Last year we learned that our bodies glow with lights we can't see, and this is what I have been thinking about lately. In my head are these continents populated with soft lights--dim moving trails from people pacing, sleepless and wandering, billions of softly breathing people emitting a low glow just like everyone else, not knowing about their light and, for a time, not caring. Animals, too, raccoons glowing and stealing your trash, birds shining softly in their sleep in a tree branch, fluffy bunnies bouncing brightly like a child's toy.
At the end of things, I imagine, that glow slowly fades until in the dark we match our background. Surrounded by all of those lights but no longer one of them.
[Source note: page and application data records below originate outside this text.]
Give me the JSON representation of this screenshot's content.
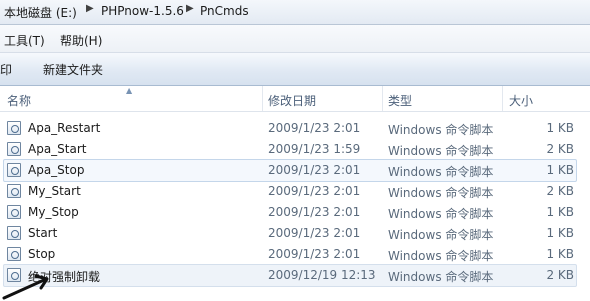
{
  "address": {
    "crumbs": [
      "本地磁盘 (E:)",
      "PHPnow-1.5.6",
      "PnCmds"
    ]
  },
  "menu": {
    "tools": "工具(T)",
    "help": "帮助(H)"
  },
  "toolbar": {
    "print": "印",
    "new_folder": "新建文件夹"
  },
  "columns": {
    "name": "名称",
    "modified": "修改日期",
    "type": "类型",
    "size": "大小"
  },
  "files": [
    {
      "name": "Apa_Restart",
      "modified": "2009/1/23 2:01",
      "type": "Windows 命令脚本",
      "size": "1 KB"
    },
    {
      "name": "Apa_Start",
      "modified": "2009/1/23 1:59",
      "type": "Windows 命令脚本",
      "size": "2 KB"
    },
    {
      "name": "Apa_Stop",
      "modified": "2009/1/23 2:01",
      "type": "Windows 命令脚本",
      "size": "1 KB"
    },
    {
      "name": "My_Start",
      "modified": "2009/1/23 2:01",
      "type": "Windows 命令脚本",
      "size": "2 KB"
    },
    {
      "name": "My_Stop",
      "modified": "2009/1/23 2:01",
      "type": "Windows 命令脚本",
      "size": "1 KB"
    },
    {
      "name": "Start",
      "modified": "2009/1/23 2:01",
      "type": "Windows 命令脚本",
      "size": "1 KB"
    },
    {
      "name": "Stop",
      "modified": "2009/1/23 2:01",
      "type": "Windows 命令脚本",
      "size": "1 KB"
    },
    {
      "name": "绝对强制卸载",
      "modified": "2009/12/19 12:13",
      "type": "Windows 命令脚本",
      "size": "2 KB"
    }
  ],
  "colors": {
    "selection_border": "#c4d6ea",
    "header_text": "#4c607a",
    "arrow": "#111111"
  },
  "icons": {
    "file": "script-file-icon",
    "annotation": "arrow-pointer"
  }
}
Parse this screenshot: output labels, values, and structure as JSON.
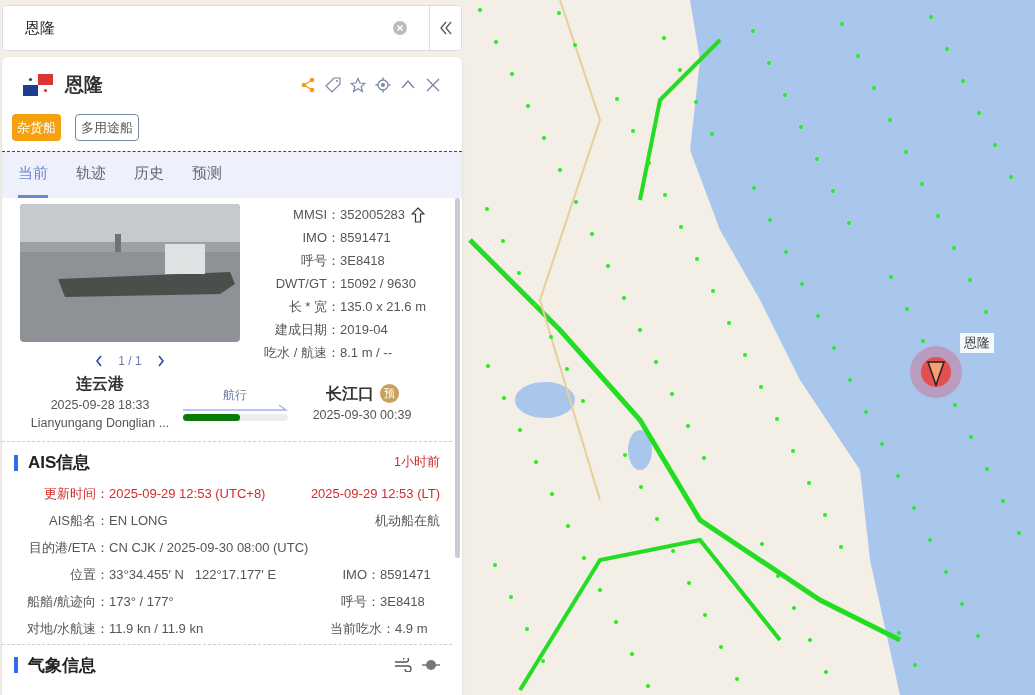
{
  "search": {
    "value": "恩隆"
  },
  "ship": {
    "name": "恩隆",
    "tags": [
      {
        "label": "杂货船",
        "selected": true
      },
      {
        "label": "多用途船",
        "selected": false
      }
    ]
  },
  "tabs": [
    {
      "label": "当前",
      "selected": true
    },
    {
      "label": "轨迹",
      "selected": false
    },
    {
      "label": "历史",
      "selected": false
    },
    {
      "label": "预测",
      "selected": false
    }
  ],
  "details": [
    {
      "label": "MMSI：",
      "value": "352005283"
    },
    {
      "label": "IMO：",
      "value": "8591471"
    },
    {
      "label": "呼号：",
      "value": "3E8418"
    },
    {
      "label": "DWT/GT：",
      "value": "15092 / 9630"
    },
    {
      "label": "长 * 宽：",
      "value": "135.0 x 21.6 m"
    },
    {
      "label": "建成日期：",
      "value": "2019-04"
    },
    {
      "label": "吃水 / 航速：",
      "value": "8.1 m / --"
    }
  ],
  "photo_pager": "1 / 1",
  "voyage": {
    "from": {
      "port": "连云港",
      "time": "2025-09-28 18:33",
      "berth": "Lianyungang Donglian ..."
    },
    "status": "航行",
    "level": 0.55,
    "to": {
      "port": "长江口",
      "badge": "预",
      "time": "2025-09-30 00:39"
    }
  },
  "ais": {
    "title": "AIS信息",
    "age": "1小时前",
    "update_label": "更新时间：",
    "update_utc": "2025-09-29 12:53 (UTC+8)",
    "update_lt": "2025-09-29 12:53 (LT)",
    "rows": [
      {
        "label": "AIS船名：",
        "value": "EN LONG",
        "right_value": "机动船在航"
      },
      {
        "label": "目的港/ETA：",
        "value": "CN CJK / 2025-09-30 08:00 (UTC)"
      },
      {
        "label": "位置：",
        "value": "33°34.455′ N   122°17.177′ E",
        "right_label": "IMO：",
        "right_value": "8591471"
      },
      {
        "label": "船艏/航迹向：",
        "value": "173° / 177°",
        "right_label": "呼号：",
        "right_value": "3E8418"
      },
      {
        "label": "对地/水航速：",
        "value": "11.9 kn / 11.9 kn",
        "right_label": "当前吃水：",
        "right_value": "4.9 m"
      }
    ]
  },
  "weather": {
    "title": "气象信息"
  },
  "map": {
    "ship_label": "恩隆"
  }
}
Our molecules are always around, somewhere, even when they're not in our shapes. We've talked about this before, about how it takes a decade for the molecules of each breath to completely disperse around the world. I've always found this comforting, the idea that my parts are made up of your parts and the parts of everyone that was before. My grandma's molecules are still there, some of them still together, traveling around the world, never really gone.
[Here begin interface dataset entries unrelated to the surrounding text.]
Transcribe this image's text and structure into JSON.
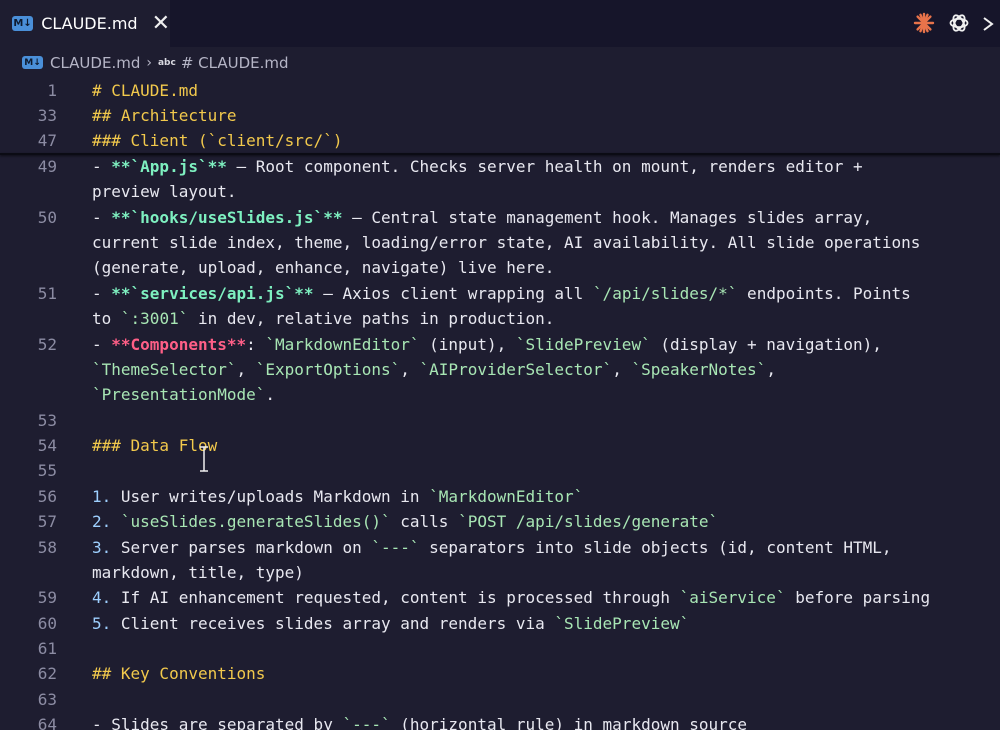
{
  "tab": {
    "badge": "M↓",
    "title": "CLAUDE.md",
    "close": "✕"
  },
  "top_icons": [
    "claude-logo-icon",
    "openai-logo-icon",
    "chevron-icon"
  ],
  "breadcrumb": {
    "badge": "M↓",
    "file": "CLAUDE.md",
    "chevron": "›",
    "symbol_badge": "abc",
    "symbol": "# CLAUDE.md"
  },
  "colors": {
    "heading": "#f2c94c",
    "bold_teal": "#7ef0c0",
    "bold_pink": "#ff5f87",
    "inline_code": "#a8e6b4",
    "line_number": "#8c8ca3",
    "background": "#1e1d30"
  },
  "sticky": [
    {
      "ln": "1",
      "text": "# CLAUDE.md"
    },
    {
      "ln": "33",
      "text": "## Architecture"
    },
    {
      "ln": "47",
      "text": "### Client (`client/src/`)"
    }
  ],
  "lines": {
    "l49a": {
      "ln": "49",
      "pre": "- ",
      "b1": "**",
      "bold": "`App.js`",
      "b2": "**",
      "rest": " — Root component. Checks server health on mount, renders editor +"
    },
    "l49b": "preview layout.",
    "l50a": {
      "ln": "50",
      "pre": "- ",
      "b1": "**",
      "bold": "`hooks/useSlides.js`",
      "b2": "**",
      "rest": " — Central state management hook. Manages slides array,"
    },
    "l50b": "current slide index, theme, loading/error state, AI availability. All slide operations",
    "l50c": "(generate, upload, enhance, navigate) live here.",
    "l51a": {
      "ln": "51",
      "pre": "- ",
      "b1": "**",
      "bold": "`services/api.js`",
      "b2": "**",
      "rest1": " — Axios client wrapping all ",
      "code1": "`/api/slides/*`",
      "rest2": " endpoints. Points"
    },
    "l51b": {
      "pre": "to ",
      "code": "`:3001`",
      "rest": " in dev, relative paths in production."
    },
    "l52a": {
      "ln": "52",
      "pre": "- ",
      "b1": "**",
      "bold": "Components",
      "b2": "**",
      "rest1": ": ",
      "c1": "`MarkdownEditor`",
      "rest2": " (input), ",
      "c2": "`SlidePreview`",
      "rest3": " (display + navigation),"
    },
    "l52b": {
      "c1": "`ThemeSelector`",
      "s1": ", ",
      "c2": "`ExportOptions`",
      "s2": ", ",
      "c3": "`AIProviderSelector`",
      "s3": ", ",
      "c4": "`SpeakerNotes`",
      "s4": ","
    },
    "l52c": {
      "c1": "`PresentationMode`",
      "s1": "."
    },
    "l53": {
      "ln": "53"
    },
    "l54": {
      "ln": "54",
      "text": "### Data Flow"
    },
    "l55": {
      "ln": "55"
    },
    "l56": {
      "ln": "56",
      "num": "1.",
      "rest": " User writes/uploads Markdown in ",
      "code": "`MarkdownEditor`"
    },
    "l57": {
      "ln": "57",
      "num": "2.",
      "sp": " ",
      "code1": "`useSlides.generateSlides()`",
      "rest": " calls ",
      "code2": "`POST /api/slides/generate`"
    },
    "l58a": {
      "ln": "58",
      "num": "3.",
      "rest1": " Server parses markdown on ",
      "code": "`---`",
      "rest2": " separators into slide objects (id, content HTML,"
    },
    "l58b": "markdown, title, type)",
    "l59": {
      "ln": "59",
      "num": "4.",
      "rest1": " If AI enhancement requested, content is processed through ",
      "code": "`aiService`",
      "rest2": " before parsing"
    },
    "l60": {
      "ln": "60",
      "num": "5.",
      "rest": " Client receives slides array and renders via ",
      "code": "`SlidePreview`"
    },
    "l61": {
      "ln": "61"
    },
    "l62": {
      "ln": "62",
      "text": "## Key Conventions"
    },
    "l63": {
      "ln": "63"
    },
    "l64": {
      "ln": "64",
      "pre": "- Slides are separated by ",
      "code": "`---`",
      "rest": " (horizontal rule) in markdown source"
    }
  }
}
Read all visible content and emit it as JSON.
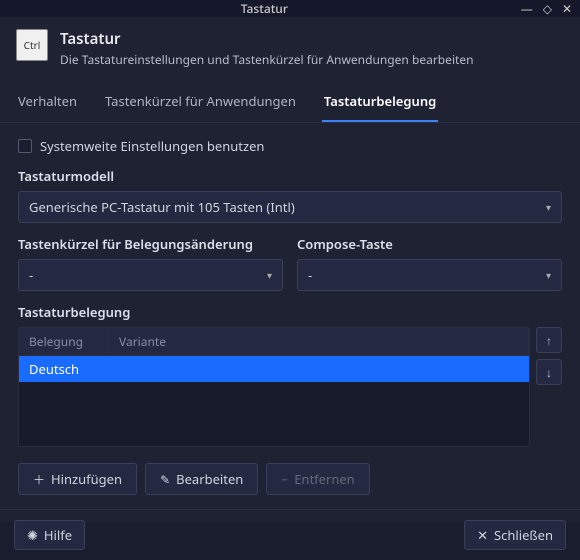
{
  "window": {
    "title": "Tastatur"
  },
  "header": {
    "icon_label": "Ctrl",
    "title": "Tastatur",
    "subtitle": "Die Tastatureinstellungen und Tastenkürzel für Anwendungen bearbeiten"
  },
  "tabs": [
    {
      "label": "Verhalten"
    },
    {
      "label": "Tastenkürzel für Anwendungen"
    },
    {
      "label": "Tastaturbelegung"
    }
  ],
  "active_tab": 2,
  "checkbox": {
    "label": "Systemweite Einstellungen benutzen",
    "checked": false
  },
  "model": {
    "label": "Tastaturmodell",
    "value": "Generische PC-Tastatur mit 105 Tasten (Intl)"
  },
  "shortcut": {
    "label": "Tastenkürzel für Belegungsänderung",
    "value": "-"
  },
  "compose": {
    "label": "Compose-Taste",
    "value": "-"
  },
  "layout_section": {
    "label": "Tastaturbelegung",
    "columns": {
      "belegung": "Belegung",
      "variante": "Variante"
    },
    "rows": [
      {
        "belegung": "Deutsch",
        "variante": ""
      }
    ]
  },
  "buttons": {
    "add": "Hinzufügen",
    "edit": "Bearbeiten",
    "remove": "Entfernen",
    "help": "Hilfe",
    "close": "Schließen"
  }
}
I'm going back in a couple of weeks, to leave what's left of my grandparents somewhere beautiful. I've never had any feelings about this sort of things before, but now I find myself solaced some by the idea that they will sink into the ground together and eventually become part of the glow from something else. That they may have left us, but they're never really going to be gone.